Immunosuppression contributes to recurrence of viral hepatitis in patients who had viral hepatitis-induced cirrhosis before transplantation. Hepatitis C recurs in nearly all patients; usually, viremia and infection are clinically silent but may cause active hepatitis and cirrhosis. Risk factors for clinically significant reinfection may be related to the recipient (eg, older age, HLA type, hepatocellular carcinoma), donor (eg, older age, fatty infiltration, prolonged ischemic time, living donor), virus (high viral load, genotype 1B, failure to respond to interferon), or postprocedural events (immunosuppressant doses, acute rejection treated with corticosteroids or OKT3, cytomegalovirus infection). Standard treatment (see Hepatitis: HCV) is only marginally effective, although there is hope that newer antiviral drugs (eg, telaprevir) will improve outcomes of patients with recurrent hepatitis C. Hepatitis B recurs in all but has been successfully managed with antiviral drugs; coinfection with hepatitis D appears protective against recurrence.

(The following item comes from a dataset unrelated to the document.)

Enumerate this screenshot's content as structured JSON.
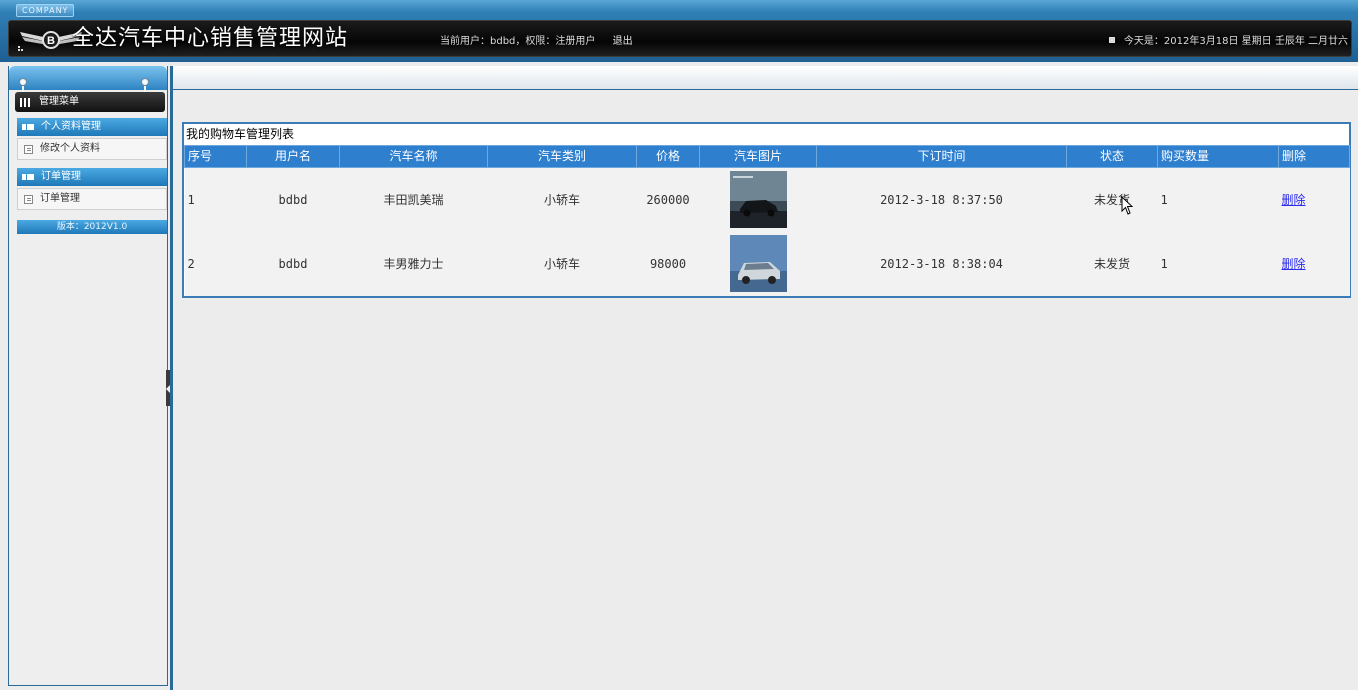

Early (within 2 mo) complications of liver transplantation include
Typically, symptoms and signs of early complications include fever, hypotension, and abnormal liver function test results.
The most common late complications are
After liver transplantation with DCD grafts, strictures are particularly common, occurring in about one fourth to one third of recipients. Strictures can sometimes be treated endoscopically or using percutaneous transhepatic cholangiographic dilation, stenting, or both, but they often ultimately require retransplantation.
At 1 yr, survival rates are
Overall survival rates are
Survival is better for chronic than for acute liver failure. Death after 1 yr is usually attributable to a recurrent disorder (eg, cancer, hepatitis) rather than to posttransplantation complications.
Recurrent hepatitis C leads to cirrhosis in 15 to 30% of patients by 5 yr. Hepatic disorders with an autoimmune component (eg, primary biliary cirrhosis, primary sclerosing cholangitis, autoimmune hepatitis) recur in 20 to 30% by 5 yr.
Last full review/revision April 2013 by Martin Hertl, MD, PhD; Paul S. Russell, MD